Subrogation is a term that's well-known among legal and insurance firms but often not by the people who hire them. Even if you've never heard the word before, it is in your benefit to comprehend an overview of how it works. The more you know, the better decisions you can make with regard to your insurance company.
Any insurance policy you own is an assurance that, if something bad occurs, the business on the other end of the policy will make good without unreasonable delay. If your vehicle is hit, insurance adjusters (and police, when necessary) decide who was to blame and that person's insurance pays out.
But since figuring out who is financially accountable for services or repairs is typically a heavily involved affair – and delay sometimes compounds the damage to the victim – insurance firms often opt to pay up front and assign blame later. They then need a method to regain the costs if, ultimately, they weren't actually responsible for the payout.
You arrive at the hospital with a sliced-open finger. You give the nurse your medical insurance card and he writes down your policy information. You get stitched up and your insurance company is billed for the expenses. But the next day, when you arrive at your place of employment – where the accident happened – your boss hands you workers compensation forms to fill out. Your company's workers comp policy is actually responsible for the payout, not your medical insurance. The latter has a right to recover its costs somehow.
How Subrogation Works
This is where subrogation comes in. It is the process that an insurance company uses to claim payment after it has paid for something that should have been paid by some other entity. Some insurance firms have in-house property damage lawyers and personal injury attorneys, or a department dedicated to subrogation; others contract with a law firm. Under ordinary circumstances, only you can sue for damages to your person or property. But under subrogation law, your insurance company is extended some of your rights for making good on the damages. It can go after the money that was originally due to you, because it has covered the amount already.
Why Do I Need to Know This?
For starters, if you have a deductible, your insurance company wasn't the only one that had to pay. In a $10,000 accident with a $1,000 deductible, you have a stake in the outcome as well – to the tune of $1,000. If your insurer is lax about bringing subrogation cases to court, it might choose to recover its costs by upping your premiums. On the other hand, if it has a proficient legal team and pursues those cases enthusiastically, it is acting both in its own interests and in yours. If all of the money is recovered, you will get your full thousand-dollar deductible back.

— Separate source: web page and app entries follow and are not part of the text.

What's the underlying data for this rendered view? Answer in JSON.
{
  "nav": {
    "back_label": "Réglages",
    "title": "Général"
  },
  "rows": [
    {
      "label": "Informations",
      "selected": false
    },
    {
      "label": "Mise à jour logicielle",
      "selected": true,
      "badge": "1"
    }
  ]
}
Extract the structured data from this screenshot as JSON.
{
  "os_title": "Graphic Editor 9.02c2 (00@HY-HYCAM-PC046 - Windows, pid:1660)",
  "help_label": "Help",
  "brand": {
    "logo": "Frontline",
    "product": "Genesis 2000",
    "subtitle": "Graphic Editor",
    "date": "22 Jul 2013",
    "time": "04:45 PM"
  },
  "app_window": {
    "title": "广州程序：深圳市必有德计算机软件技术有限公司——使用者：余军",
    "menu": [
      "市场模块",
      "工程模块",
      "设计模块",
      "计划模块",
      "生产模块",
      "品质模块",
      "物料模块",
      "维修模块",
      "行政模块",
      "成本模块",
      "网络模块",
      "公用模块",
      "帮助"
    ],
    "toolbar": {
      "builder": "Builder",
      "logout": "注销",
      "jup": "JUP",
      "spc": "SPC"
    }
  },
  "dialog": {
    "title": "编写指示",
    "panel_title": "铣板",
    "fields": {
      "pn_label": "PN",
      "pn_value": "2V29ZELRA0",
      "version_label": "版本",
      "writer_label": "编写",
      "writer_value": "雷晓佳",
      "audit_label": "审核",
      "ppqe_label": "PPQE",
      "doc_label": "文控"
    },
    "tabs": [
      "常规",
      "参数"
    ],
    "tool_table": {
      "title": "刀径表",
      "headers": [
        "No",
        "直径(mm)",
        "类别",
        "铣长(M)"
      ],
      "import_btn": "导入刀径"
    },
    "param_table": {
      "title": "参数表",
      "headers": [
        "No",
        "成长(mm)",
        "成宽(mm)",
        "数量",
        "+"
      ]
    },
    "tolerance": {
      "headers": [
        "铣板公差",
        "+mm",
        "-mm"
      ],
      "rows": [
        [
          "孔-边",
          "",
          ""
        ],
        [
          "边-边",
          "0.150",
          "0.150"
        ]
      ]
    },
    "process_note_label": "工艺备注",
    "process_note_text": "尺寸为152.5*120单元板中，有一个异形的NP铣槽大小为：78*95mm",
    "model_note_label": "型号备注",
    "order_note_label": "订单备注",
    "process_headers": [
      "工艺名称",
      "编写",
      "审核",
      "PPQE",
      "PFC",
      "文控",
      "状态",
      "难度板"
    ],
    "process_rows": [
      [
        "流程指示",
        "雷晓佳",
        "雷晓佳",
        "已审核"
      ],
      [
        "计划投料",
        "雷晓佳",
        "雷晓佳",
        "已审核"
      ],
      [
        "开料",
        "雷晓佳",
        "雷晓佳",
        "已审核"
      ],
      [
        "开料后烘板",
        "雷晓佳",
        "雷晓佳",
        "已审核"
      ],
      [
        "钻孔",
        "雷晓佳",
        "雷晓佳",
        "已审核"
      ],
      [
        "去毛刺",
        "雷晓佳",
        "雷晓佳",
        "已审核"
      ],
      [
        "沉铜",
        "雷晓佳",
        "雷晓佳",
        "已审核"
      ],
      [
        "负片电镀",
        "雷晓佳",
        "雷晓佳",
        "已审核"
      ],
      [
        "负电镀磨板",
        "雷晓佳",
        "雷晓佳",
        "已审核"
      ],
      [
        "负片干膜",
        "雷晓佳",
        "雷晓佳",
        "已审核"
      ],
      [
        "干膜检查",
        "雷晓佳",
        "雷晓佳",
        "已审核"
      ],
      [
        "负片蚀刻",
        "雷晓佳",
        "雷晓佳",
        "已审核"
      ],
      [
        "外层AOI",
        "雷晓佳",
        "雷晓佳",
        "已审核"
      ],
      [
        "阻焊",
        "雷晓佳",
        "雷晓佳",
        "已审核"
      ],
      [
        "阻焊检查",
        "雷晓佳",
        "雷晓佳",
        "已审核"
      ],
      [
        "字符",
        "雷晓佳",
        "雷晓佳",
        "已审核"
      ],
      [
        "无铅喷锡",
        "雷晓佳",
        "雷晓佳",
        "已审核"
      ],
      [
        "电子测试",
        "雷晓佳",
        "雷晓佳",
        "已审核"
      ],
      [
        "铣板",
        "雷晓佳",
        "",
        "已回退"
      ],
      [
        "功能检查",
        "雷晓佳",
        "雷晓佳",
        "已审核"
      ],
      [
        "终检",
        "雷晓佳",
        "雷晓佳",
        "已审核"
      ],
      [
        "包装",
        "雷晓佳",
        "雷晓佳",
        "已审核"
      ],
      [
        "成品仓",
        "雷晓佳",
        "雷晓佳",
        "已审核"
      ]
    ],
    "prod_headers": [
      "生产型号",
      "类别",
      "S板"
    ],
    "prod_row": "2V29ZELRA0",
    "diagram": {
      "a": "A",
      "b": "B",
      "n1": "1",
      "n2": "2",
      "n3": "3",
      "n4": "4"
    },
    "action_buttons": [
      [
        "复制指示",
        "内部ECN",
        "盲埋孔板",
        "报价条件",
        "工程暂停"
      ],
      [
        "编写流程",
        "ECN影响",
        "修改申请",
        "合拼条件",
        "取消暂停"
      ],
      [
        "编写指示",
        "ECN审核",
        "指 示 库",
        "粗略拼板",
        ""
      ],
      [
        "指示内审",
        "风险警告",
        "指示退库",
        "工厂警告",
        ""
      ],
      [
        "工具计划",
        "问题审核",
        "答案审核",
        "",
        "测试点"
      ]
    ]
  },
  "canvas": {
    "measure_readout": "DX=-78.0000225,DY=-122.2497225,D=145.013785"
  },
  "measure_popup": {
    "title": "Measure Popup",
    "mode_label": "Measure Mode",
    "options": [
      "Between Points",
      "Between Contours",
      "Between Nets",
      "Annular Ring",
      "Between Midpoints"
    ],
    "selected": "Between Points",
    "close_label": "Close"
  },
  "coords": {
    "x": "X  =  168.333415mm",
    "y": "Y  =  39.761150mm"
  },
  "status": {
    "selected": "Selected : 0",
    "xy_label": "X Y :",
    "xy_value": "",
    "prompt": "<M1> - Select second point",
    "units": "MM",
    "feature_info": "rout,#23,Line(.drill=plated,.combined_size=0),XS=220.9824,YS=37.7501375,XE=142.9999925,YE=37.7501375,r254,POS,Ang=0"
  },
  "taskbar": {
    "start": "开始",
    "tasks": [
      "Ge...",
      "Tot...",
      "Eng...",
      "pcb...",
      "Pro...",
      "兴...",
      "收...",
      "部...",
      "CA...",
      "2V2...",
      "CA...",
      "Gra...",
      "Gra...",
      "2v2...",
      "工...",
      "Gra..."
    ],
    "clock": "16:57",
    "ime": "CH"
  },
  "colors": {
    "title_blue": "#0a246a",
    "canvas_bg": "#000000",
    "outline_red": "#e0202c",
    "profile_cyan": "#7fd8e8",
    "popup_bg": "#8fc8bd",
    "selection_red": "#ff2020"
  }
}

If it recovers half (for instance, in a case where you are found 50 percent responsible), you'll typically get half your deductible back, depending on the laws in your state.
Additionally, if the total price of an accident is more than your maximum coverage amount, you could be in for a stiff bill. If your insurance company or its property damage lawyers, such as auto accident lawyer Norcross GA, pursue subrogation and wins, it will recover your expenses in addition to its own.
All insurers are not the same. When shopping around, it's worth weighing the reputations of competing firms to evaluate if they pursue legitimate subrogation claims; if they resolve those claims fast; if they keep their clients posted as the case continues; and if they then process successfully won reimbursements quickly so that you can get your losses back and move on with your life. If, on the other hand, an insurer has a reputation of paying out claims that aren't its responsibility and then safeguarding its profit margin by raising your premiums, you should keep looking.